This, though, is not an exhaustive conglomeration of Wemanya's charges against Koloboyi. He adds that the solar lamp, which 'walks' a distance of seven hours into the night when fully charged by the sun, helps children avoid "accidental swallowing of paraffin".
On these grounds, Wemanya has been drilling Jacaranda children in solar-lamp making. On Wednesday, May 16, those preparing for MSCE and JCE received solar lamps to light their prospects of excelling. The children had made the lamps themselves, with one of them designing her own prototype.
Da Silva, so touched with Wemanya's work, was left speechless.
"These children, 95 percent of whom are orphaned by HIV and Aids, will take 'a lot of you' when they go. These children, as orphans, need that 'second parent' to inspire them and help them see the future. It makes a huge difference in their lives," she said.
She had time for the children, too. "You just listened and made it with your own hands. We have learned how to take; we will now learn how to give.

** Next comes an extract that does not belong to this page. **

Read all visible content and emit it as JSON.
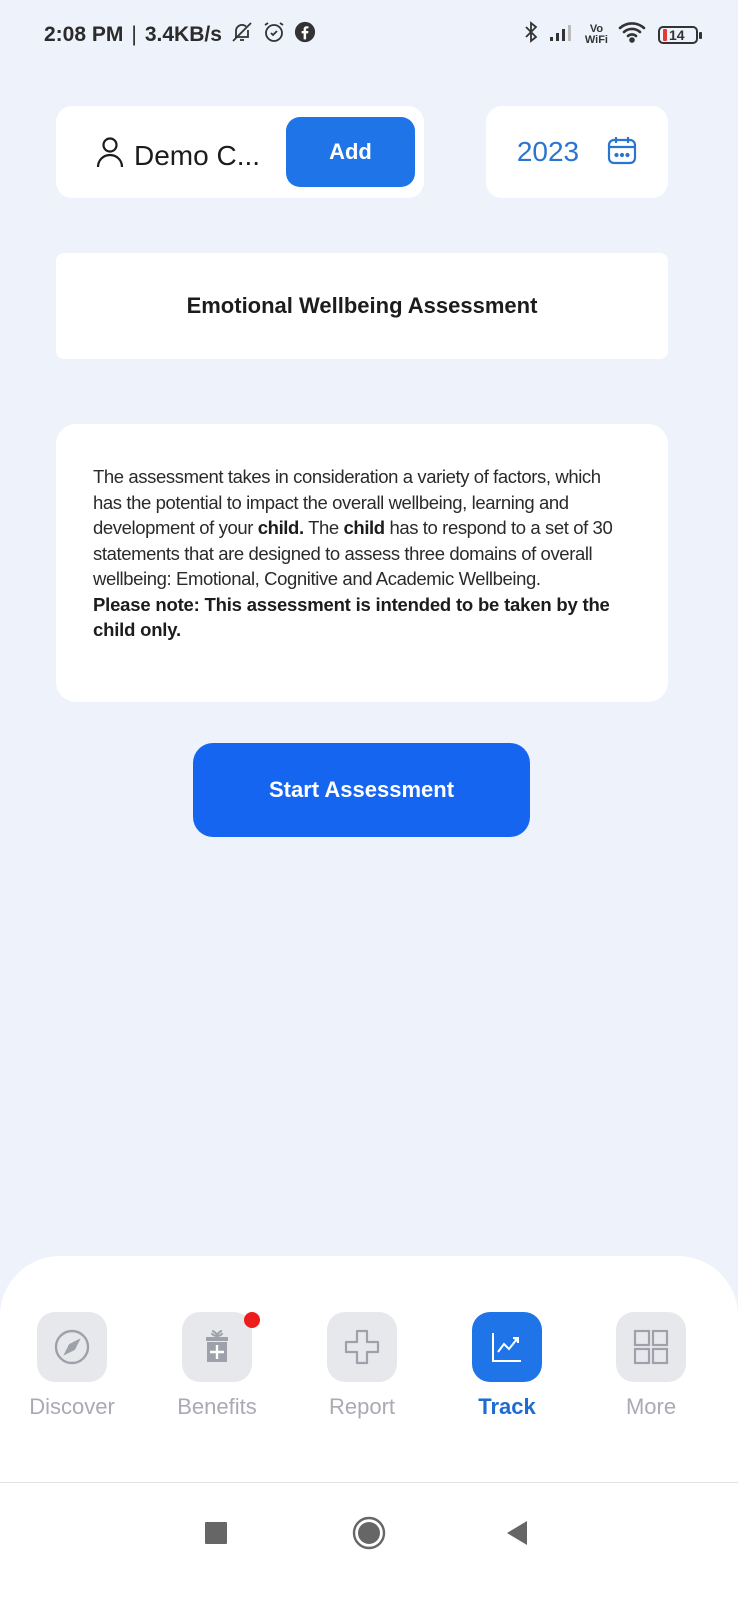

We want to be making these lamps and distributing them to vulnerable community members for free," Da Silva said.
Renowned writer and economic commentator, Desmond Dudwa Phiri, took some time off his Trade Fair grounds office to appreciate this new invention. He was glued to his chair, silent and still. But, when Saikonde mentioned Koloboyi, something happened to his mind.

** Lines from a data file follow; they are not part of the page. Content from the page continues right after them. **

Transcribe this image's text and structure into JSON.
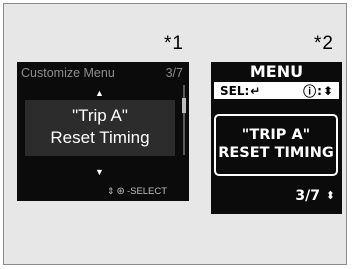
{
  "markers": {
    "star1": "*1",
    "star2": "*2"
  },
  "display1": {
    "title": "Customize Menu",
    "page": "3/7",
    "up_arrow": "▲",
    "line1": "\"Trip A\"",
    "line2": "Reset Timing",
    "down_arrow": "▼",
    "footer_updown": "⇕",
    "footer_dial": "⊛",
    "footer_label": "-SELECT"
  },
  "display2": {
    "menu": "MENU",
    "sel_label": "SEL:",
    "sel_icon": "↵",
    "info_icon": "ⓘ",
    "info_sep": ":",
    "info_arrows": "⬍",
    "line1": "\"TRIP A\"",
    "line2": "RESET TIMING",
    "page": "3/7",
    "page_arrows": "⬍"
  }
}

"I remembered my youthful days. I had bad experiences with Koloboyi. We did not have our own universities then; so, those who wanted to progress with their education could either go to Uganda or Tanzania. I went to Dar e salaam and studied for a degree using Koloboyi.

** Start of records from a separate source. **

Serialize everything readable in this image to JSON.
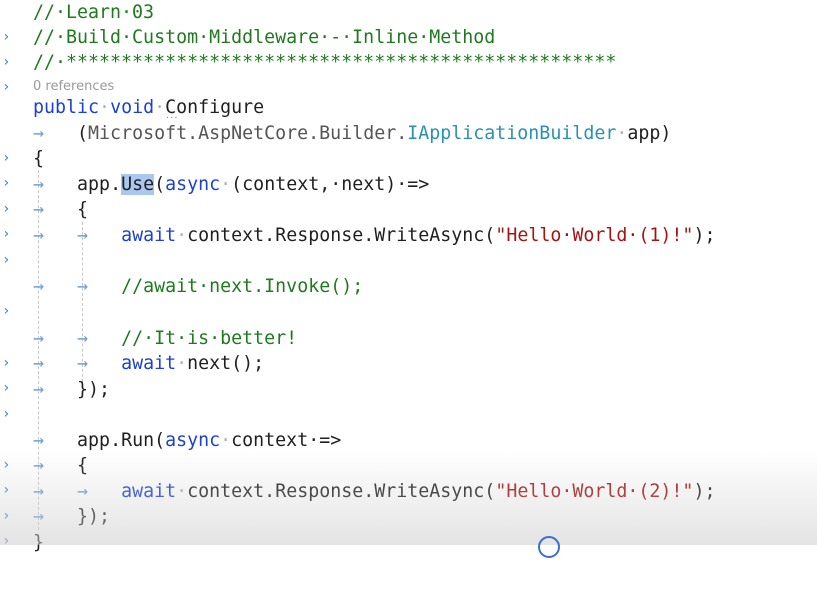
{
  "editor": {
    "comment_line1": "//·Learn·03",
    "comment_line2": "//·Build·Custom·Middleware·-·Inline·Method",
    "comment_line3": "//·**************************************************",
    "code_lens": "0 references",
    "sig_kw1": "public",
    "sig_kw2": "void",
    "sig_name": "Configure",
    "param_ns": "Microsoft.AspNetCore.Builder.",
    "param_type": "IApplicationBuilder",
    "param_name": "app",
    "use_prefix": "app.",
    "use_method": "Use",
    "use_async": "async",
    "use_args": "(context,·next)·=>",
    "await_kw": "await",
    "write_call": "context.Response.WriteAsync(",
    "hello1": "\"Hello·World·(1)!\"",
    "comment_invoke": "//await·next.Invoke();",
    "comment_better": "//·It·is·better!",
    "next_call": "next();",
    "close_use": "});",
    "run_prefix": "app.Run(",
    "run_async": "async",
    "run_args": "context·=>",
    "hello2": "\"Hello·World·(2)!\"",
    "close_run": "});",
    "open_brace": "{",
    "close_brace": "}",
    "call_end": ");",
    "tab_glyph": "→",
    "space_glyph": "·",
    "margin_glyph": "›"
  }
}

"It was terrible using Koloboyi. Very poor light. You, sometimes choke from the fumes," Phiri reminiscences.
He says modern youths should embrace new solar technologies to improve their lives.
But Koloboyi is not the only challenge for Jacaranda children. The Jacaranda School Band, led by Davie Million, has a way of summarising all of these challenges. The song 'Education' talks a lot:
Ndife ana amasiye
Zovuta zathu ndizambiri
Koma tikaphunzira bwino
Umasiye wathu udzachepa.
(We are orphans, with numerous challenges. But, if we get educated, our problems will be lessened)
Then, as if seeing an answer in solar lamps, they sang, through the song 'Light up Jacaranda':
(Now) We can read
We can see.
With solar energy,
We can make it.
But this can happen if they take heed of Phiri's plea not to 'waste time crying over your vulnerability' by embracing solar power and let the sun light the darkness in their lives.
Their problems, as Thomas Hardy observes in his 1898 poem, 'First or last', should point to greater prospects.
If grief come early
Joy comes late,
If joy come early
Grief will wait;
Aye, my dear and tender!
As the students sing at the top of their voices, and work on their kerosene lamps, you are left with no doubts that paraffin lamps, could soon be out of the way for the brighter and safer solar power.